First, I'm an American, and damned proud of it. I'm also deeply grateful to this nation because I was born poor and this country gave me and millions upon millions of others the chance to live the American Dream. I'm also a devout believer in our fundamental national values of equality of liberty and opportunity and in the irrepressible American spirit. And I believe that each of us must be as vigilant and protective of the rights of equality and opportunity of our fellow Americans as we are of our own, and honor our obligations to our nation and future generations of Americans.
Nearly all of us have an ideal of what America ought to be. My ideal was shaped by elementary school teachers who taught us that George Washington didn't lie and took responsibility for his actions. An ideal framed in the classroom by portraits of presidents on the wall, looking down on us from their lofty perches in history. Biographies of Jefferson, Lincoln, and Teddy Roosevelt. And Benjamin Franklin. Stories about Tom Sawyer and Huckleberry Finn. Frank and Joe Hardy. An ideal shaped by Fourth of July parades in my small hometown of Rupert, Idaho. An ideal passed on by a high school teacher, Elizabeth Toolson, who made me believe, as did she, that a poor boy born in Texas and raised in Idaho could go to Harvard. At Harvard, Professors Oscar Handlin and Frank Freidel taught me how powerful ideas and working people built the country, and saved it more than a few times.

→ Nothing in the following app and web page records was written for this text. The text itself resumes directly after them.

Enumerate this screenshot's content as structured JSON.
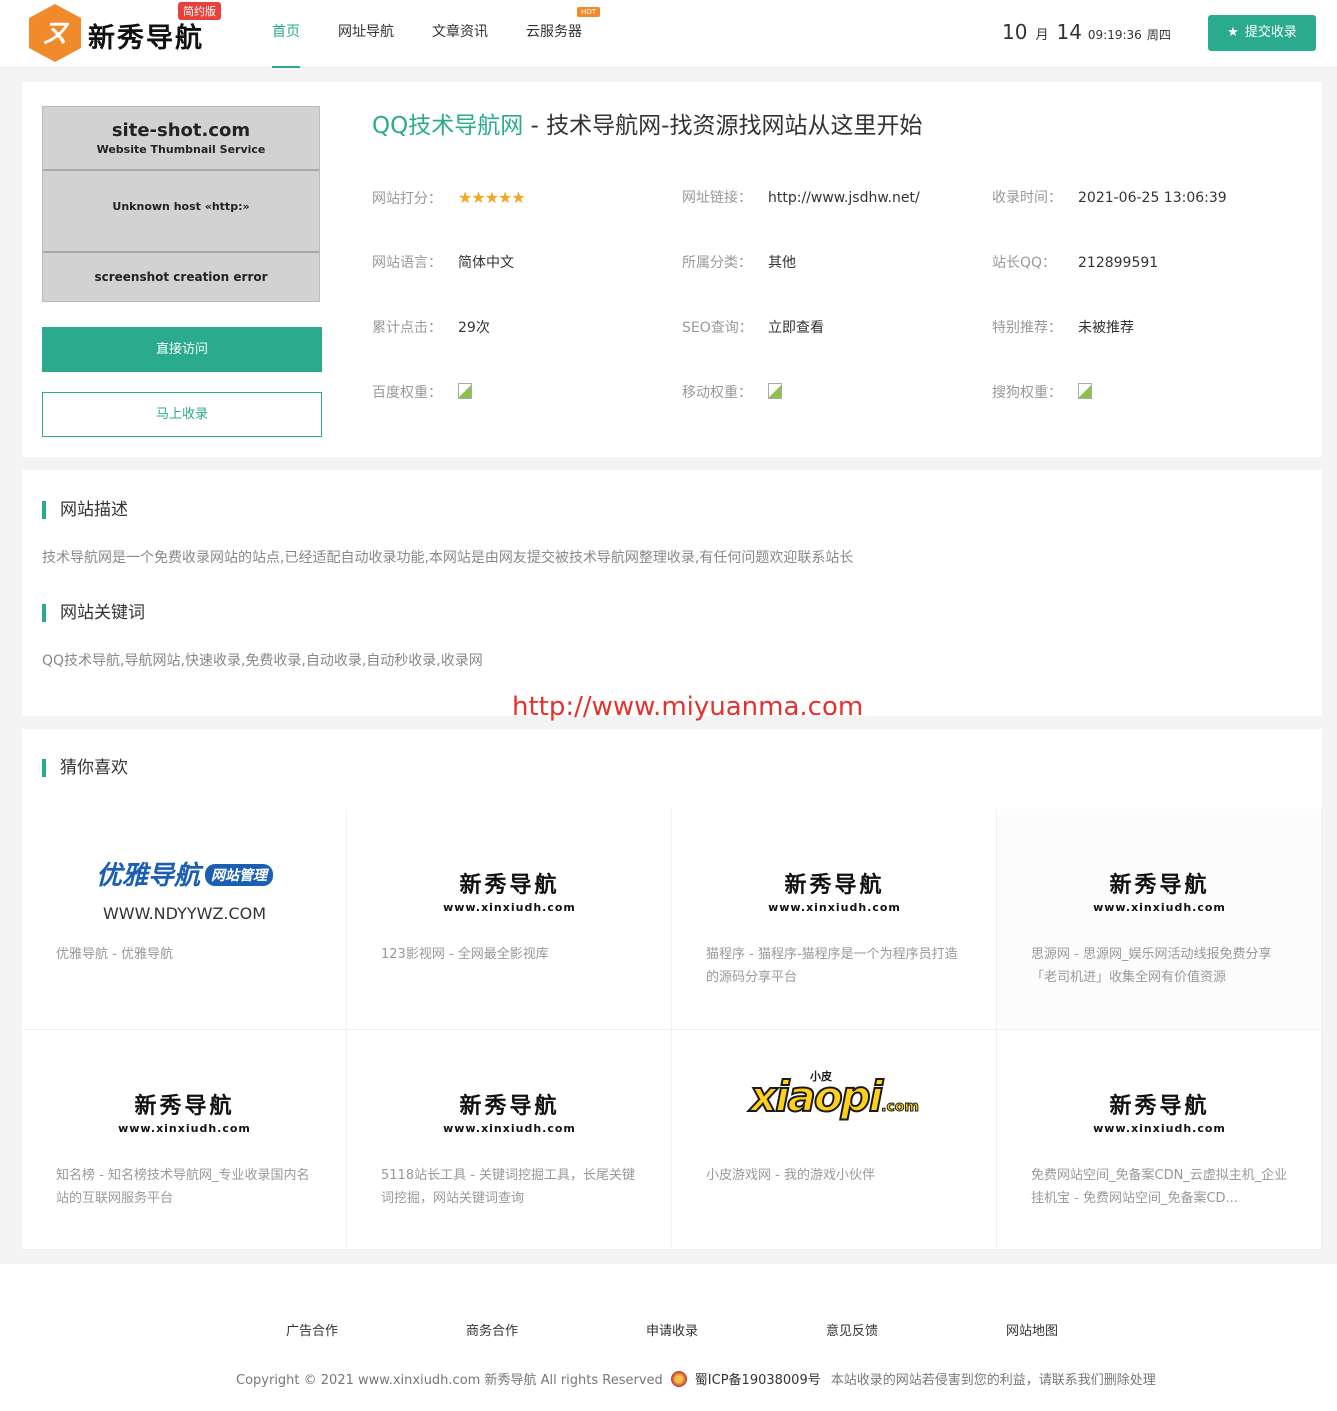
{
  "header": {
    "logo_text": "新秀导航",
    "logo_badge": "简约版",
    "nav": [
      {
        "label": "首页",
        "active": true
      },
      {
        "label": "网址导航",
        "active": false
      },
      {
        "label": "文章资讯",
        "active": false
      },
      {
        "label": "云服务器",
        "active": false,
        "badge": "HOT"
      }
    ],
    "date": {
      "month": "10",
      "month_unit": "月",
      "day": "14",
      "time": "09:19:36",
      "weekday": "周四"
    },
    "submit_label": "提交收录"
  },
  "site": {
    "thumbnail": {
      "title": "site-shot.com",
      "subtitle": "Website Thumbnail Service",
      "message": "Unknown host «http:»",
      "error": "screenshot creation error"
    },
    "visit_label": "直接访问",
    "collect_label": "马上收录",
    "name": "QQ技术导航网",
    "title_rest": " - 技术导航网-找资源找网站从这里开始",
    "fields": {
      "rating_label": "网站打分：",
      "rating_stars": "★★★★★",
      "url_label": "网址链接：",
      "url_value": "http://www.jsdhw.net/",
      "time_label": "收录时间：",
      "time_value": "2021-06-25 13:06:39",
      "lang_label": "网站语言：",
      "lang_value": "简体中文",
      "category_label": "所属分类：",
      "category_value": "其他",
      "qq_label": "站长QQ：",
      "qq_value": "212899591",
      "clicks_label": "累计点击：",
      "clicks_value": "29次",
      "seo_label": "SEO查询：",
      "seo_value": "立即查看",
      "recommend_label": "特别推荐：",
      "recommend_value": "未被推荐",
      "baidu_label": "百度权重：",
      "mobile_label": "移动权重：",
      "sogou_label": "搜狗权重："
    }
  },
  "description": {
    "title": "网站描述",
    "text": "技术导航网是一个免费收录网站的站点,已经适配自动收录功能,本网站是由网友提交被技术导航网整理收录,有任何问题欢迎联系站长",
    "keywords_title": "网站关键词",
    "keywords": "QQ技术导航,导航网站,快速收录,免费收录,自动收录,自动秒收录,收录网"
  },
  "watermark": "http://www.miyuanma.com",
  "recommend": {
    "title": "猜你喜欢",
    "brand": "新秀导航",
    "brand_url": "www.xinxiudh.com",
    "youya": {
      "text": "优雅导航",
      "tag": "网站管理",
      "url": "WWW.NDYYWZ.COM"
    },
    "xiaopi": {
      "small": "小皮",
      "text": "xiaopi",
      "com": ".com"
    },
    "items": [
      {
        "logo": "youya",
        "desc": "优雅导航 - 优雅导航"
      },
      {
        "logo": "brand",
        "desc": "123影视网 - 全网最全影视库"
      },
      {
        "logo": "brand",
        "desc": "猫程序 - 猫程序-猫程序是一个为程序员打造的源码分享平台"
      },
      {
        "logo": "brand",
        "desc": "思源网 - 思源网_娱乐网活动线报免费分享「老司机进」收集全网有价值资源"
      },
      {
        "logo": "brand",
        "desc": "知名榜 - 知名榜技术导航网_专业收录国内名站的互联网服务平台"
      },
      {
        "logo": "brand",
        "desc": "5118站长工具 - 关键词挖掘工具，长尾关键词挖掘，网站关键词查询"
      },
      {
        "logo": "xiaopi",
        "desc": "小皮游戏网 - 我的游戏小伙伴"
      },
      {
        "logo": "brand",
        "desc": "免费网站空间_免备案CDN_云虚拟主机_企业挂机宝 - 免费网站空间_免备案CD..."
      }
    ]
  },
  "footer": {
    "links": [
      "广告合作",
      "商务合作",
      "申请收录",
      "意见反馈",
      "网站地图"
    ],
    "copyright": "Copyright © 2021 www.xinxiudh.com 新秀导航 All rights Reserved",
    "icp": "蜀ICP备19038009号",
    "note": "本站收录的网站若侵害到您的利益，请联系我们删除处理"
  },
  "colors": {
    "accent": "#2bab8d",
    "watermark": "#e5322d",
    "stars": "#f5a623"
  }
}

My ideal of America was also shaped by the Vietnam War, and by the protests against it. The struggle for civil rights and the death of Martin Luther King, Jr. The Apollo project and Neil Armstrong's first steps on the moon. The OPEC oil crises and the Persian Gulf War. The stock market crash of 1987 and the greatest bull market in Wall Street history. Presidential impeachment and the collapse of the Soviet Union. More than thirty years in journalism have revealed the best and the worst of us, the base and the uplifting, the ordinary and the spectacular, the cruel and the truly good, including all that this country can accomplish and all that it is capable of becoming.
After the tragedy of September 11, the corporate corruption scandals, and now the war in Iraq, I cannot imagine most Americans are content to allow our elites to continue to further debase the ideals of our nation and determine our course into the future. Both of our major political parties have become little more than well- funded marketing organizations, advertising brands that the corporate and special- interest elites manage for their own benefits, with almost no regard for the common good and the national interest. We have much to overcome, and much to do. That's why I'm an in de pen dent and a populist. I no longer believe the Republican and Democratic parties are capable of serving the people: Their priorities and focus are the special interests and corporatists who fund them, and now direct them and the rest of us. The consent of the governed is the foundation of our government and its endurance over the past two hundred years. If the American people are to prevail against the challenges of the next two hundred years, we must end our apathetic and uninformed acquiescence to elitist unrepresentative governance and demand that our political leaders respectfully seek our consent rather than take for granted our submission.